§ How to complete this task:
For the string "your", search the entries below and copy every line where it appears.

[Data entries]
BEGIN

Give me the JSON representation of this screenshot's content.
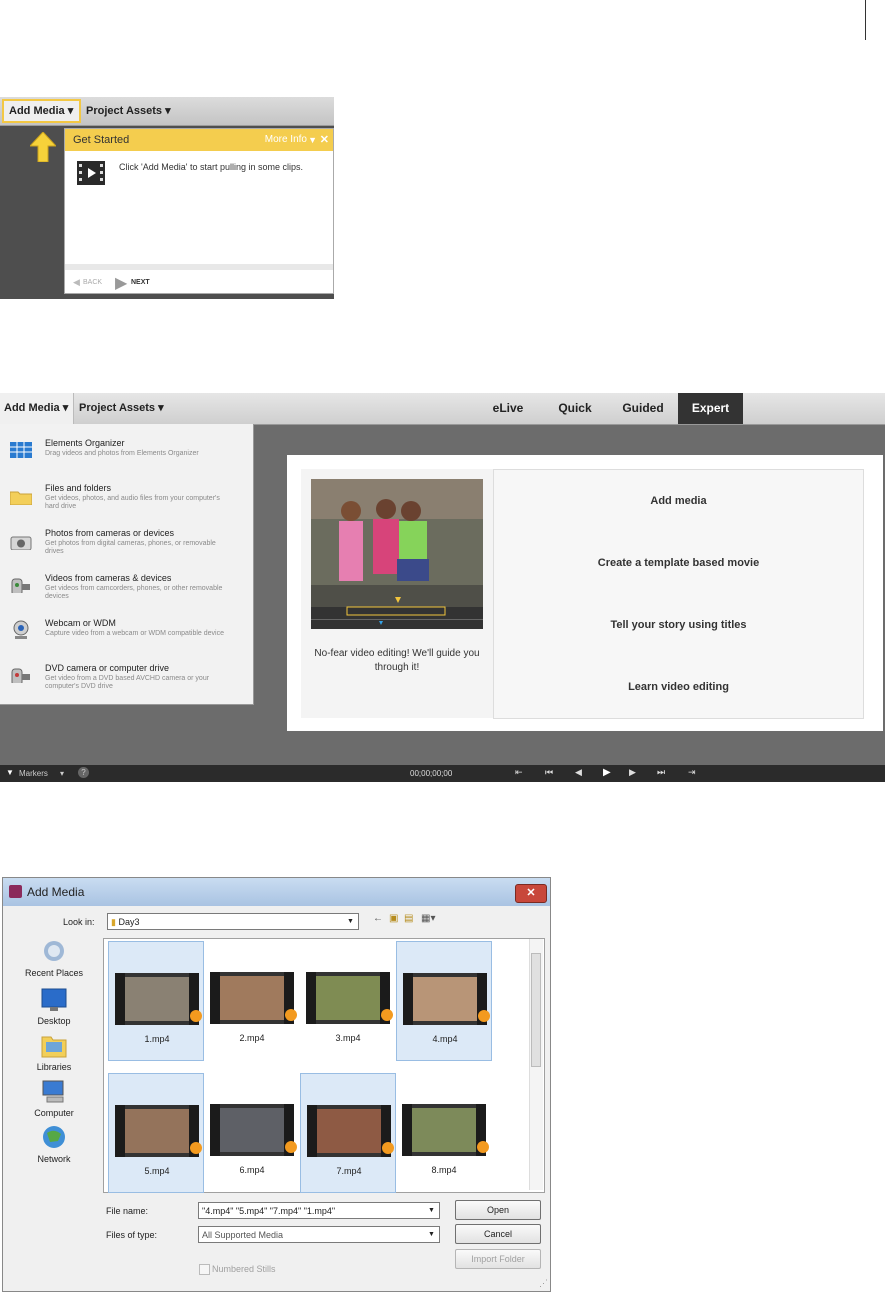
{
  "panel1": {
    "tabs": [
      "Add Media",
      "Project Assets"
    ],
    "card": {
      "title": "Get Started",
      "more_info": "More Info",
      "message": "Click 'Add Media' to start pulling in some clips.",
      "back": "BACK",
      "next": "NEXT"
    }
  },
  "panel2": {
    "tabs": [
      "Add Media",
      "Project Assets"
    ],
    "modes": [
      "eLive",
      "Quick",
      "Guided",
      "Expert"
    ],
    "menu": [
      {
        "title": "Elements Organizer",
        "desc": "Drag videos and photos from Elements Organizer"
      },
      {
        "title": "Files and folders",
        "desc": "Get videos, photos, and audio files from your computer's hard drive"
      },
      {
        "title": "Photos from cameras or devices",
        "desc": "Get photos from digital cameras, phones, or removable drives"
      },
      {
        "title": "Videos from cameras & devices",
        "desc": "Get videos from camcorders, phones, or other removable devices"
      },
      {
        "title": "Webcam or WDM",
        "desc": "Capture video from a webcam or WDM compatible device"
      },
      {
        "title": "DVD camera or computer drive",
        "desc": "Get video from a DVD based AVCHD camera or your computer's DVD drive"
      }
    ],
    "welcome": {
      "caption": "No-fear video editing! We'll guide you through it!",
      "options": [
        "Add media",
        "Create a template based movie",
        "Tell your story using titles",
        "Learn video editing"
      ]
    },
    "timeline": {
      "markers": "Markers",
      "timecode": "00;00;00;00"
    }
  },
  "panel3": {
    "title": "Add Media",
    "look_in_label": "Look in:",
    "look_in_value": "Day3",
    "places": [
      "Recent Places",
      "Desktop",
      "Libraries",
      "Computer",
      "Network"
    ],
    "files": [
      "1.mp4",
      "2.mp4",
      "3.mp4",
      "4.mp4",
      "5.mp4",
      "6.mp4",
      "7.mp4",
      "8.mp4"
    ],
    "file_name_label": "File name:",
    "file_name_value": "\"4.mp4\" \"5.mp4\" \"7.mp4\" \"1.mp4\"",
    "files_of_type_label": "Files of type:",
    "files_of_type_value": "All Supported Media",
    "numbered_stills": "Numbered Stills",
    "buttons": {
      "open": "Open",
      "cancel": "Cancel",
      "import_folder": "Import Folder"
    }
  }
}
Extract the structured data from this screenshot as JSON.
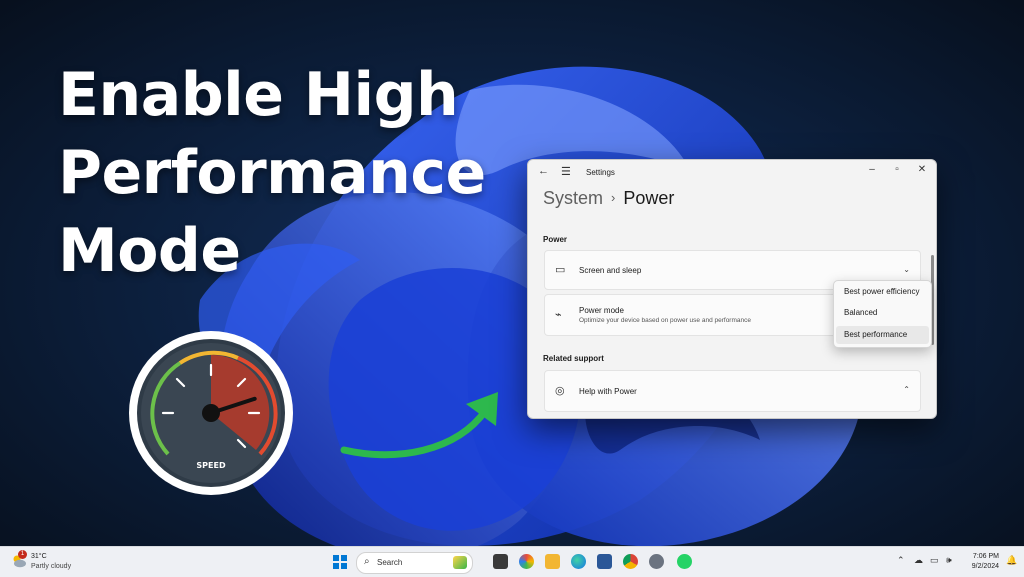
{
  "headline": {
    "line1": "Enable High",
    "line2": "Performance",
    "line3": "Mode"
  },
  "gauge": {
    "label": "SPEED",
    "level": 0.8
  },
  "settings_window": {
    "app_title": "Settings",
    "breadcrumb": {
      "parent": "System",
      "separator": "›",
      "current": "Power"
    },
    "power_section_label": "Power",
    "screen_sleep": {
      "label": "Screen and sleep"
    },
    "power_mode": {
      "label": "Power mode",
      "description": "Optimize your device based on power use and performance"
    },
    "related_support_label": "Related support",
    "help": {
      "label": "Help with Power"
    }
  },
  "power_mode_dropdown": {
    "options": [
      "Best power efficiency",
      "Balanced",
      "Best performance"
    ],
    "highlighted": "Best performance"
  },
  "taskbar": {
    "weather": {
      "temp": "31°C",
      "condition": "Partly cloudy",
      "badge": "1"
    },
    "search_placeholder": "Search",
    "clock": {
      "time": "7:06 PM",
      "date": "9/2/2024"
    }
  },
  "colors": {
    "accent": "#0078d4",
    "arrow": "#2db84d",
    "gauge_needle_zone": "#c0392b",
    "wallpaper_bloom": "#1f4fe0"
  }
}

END

§ Task response:
        "desc": "Get videos, photos, and audio files from your computer's hard drive"
        "desc": "Get video from a DVD based AVCHD camera or your computer's DVD drive"
        "Tell your story using titles",
      "description": "Optimize your device based on power use and performance"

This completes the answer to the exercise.